What’s Bad: The film has no takeaways. A serious issue is portrayed in an immature manner.
Loo Break: More needed in the second half.
Watch or Not?: You may skip Irada for a theater watch. The Eco-thriller has no solid message.
Ex-army man Parabjeet Walia (Naseeruddin Shah) is training his daughter Rhea for Air Force. While her training is on, Rhea is detected with Lung Cancer that’s in an advanced stage. Set in Punjab, that’s known as the Cancer belt of India, the film traces how reverse boring by industries is contaminating the water leading to one cancer case in each family.
Walia soon finds out that it is PPFPL, a company being led by Paddy Sharma (Sharad Kelkar), which is responsible for the toxic waste.
Also involved in this is the Cheif Minister of state (Divya Dutta) who is cunning and corrupted.
After a massive blast takes place at PPFPL, NIA officer Arjun Mishra (Arshad Warsi) is in charge on the case. On the look out for this mysterious bomb attacker, he comes across the harsh realities of corruption, politics and more.
Will Mishra put an end to PPFPL’s heinous crimes is what is left to see.
Irada Review: Script Analysis

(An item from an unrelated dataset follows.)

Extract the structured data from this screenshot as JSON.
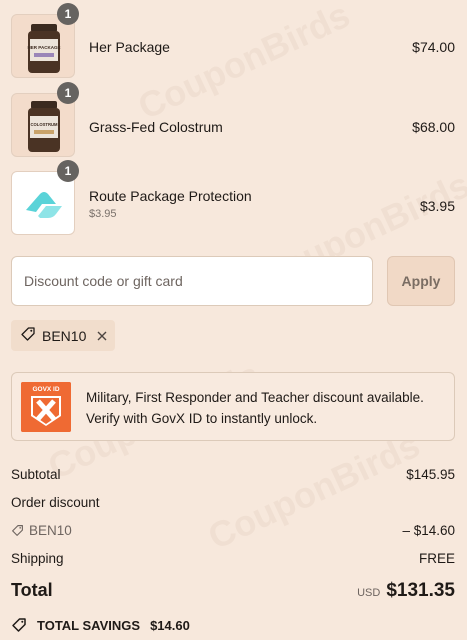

Irada has a good thought behind it and it throws light on a grave issue that Punjab is plagued by. What it fails to do is to make a film that has a purpose to serve. After building a decently riveting first half, the film has no takeaways, comment or solution to the issue. It starts off well, of course slightly reminding you of Julia Roberts starrer Erin Brokovich which tackled a similar tale that unearths a company’s serious impact because of industrial waste. The problem here is that Irada’s characters are crated out of stereotypes. Especially Sharad Kelkar and Divya Dutta’s character are too caricaturish.
The dialogues are mostly dramatic and only Arshad Warsi gets the funny ones which form as a slight comic relief in the otherwise serious film.
Sagarika Ghatge’s character of a journalist is completely wasted. It starts off on an interesting note but is cut off from the main plot in the rest of the film.
Also, it is overall slightly a hurried process, where the clincher of the film is produced quite early on and hence post that you kind of already connect the dots.
Irada Review: Star Performance
Naseeruddin Shah is a veteran actor and he easily fits into any character with ease. Here, as a father who is ambitious in sending his daughter to the armed forces to later an emotionally wrecked parent, his transition is impressive.
Arshad Warsi as the NIA officer does a fabulous job. His act of a funny yet immensely clever officer is pulled off amazingly by him.
Sharad Kelkar as Paddy Sharma, the lead villain is too loud and quite stereotypical in the film.
Divya Dutta does a good job as the cunning politician. She completely kills it in one of the scenes where she is seen having a conversation with the NIA officer at the dinner table.
Sagarika Ghatge looks pretty but sadly does not match up to the rest of the cast when it comes to acting.
Rajesh Sharma as Jeethu, who is Paddy Sharma’s sidekick does a fairly good job.
Irada Review: Direction, Music
Aparnaa Singh and Nishant Tripathi’s Irada is a serious and riveting at start but soon loses its way. The film takes off well and the non-linear story telling does work in its favor but only to disappoint the audiences towards the second half.
Some scenes that do manage to create a great impact are the ‘cancer train’ sequence and also, the statistics that are shown towards the end startle you.
In other cases, the overall treatment is pretty much half baked. An entire song with Sagarika Ghatge’s character could have easily been chopped off from the film considering how her character loses its importance in the story further. It was completely unnecessary. The screenplay is weak too and hence we are left unsatisfied and confused at times.
The run time of the film has been kept short but that also makes it a hurried attempt and leaves the audience stone cold.
Irada Review: The Last Word
Irada fails to make the required impact. The film’s purpose is to create awareness but it does so in quite a haphazard manner. A 2/5 for this film.
Irada releases on 17th feb, 2017.
Share with us your experience of watching Irada.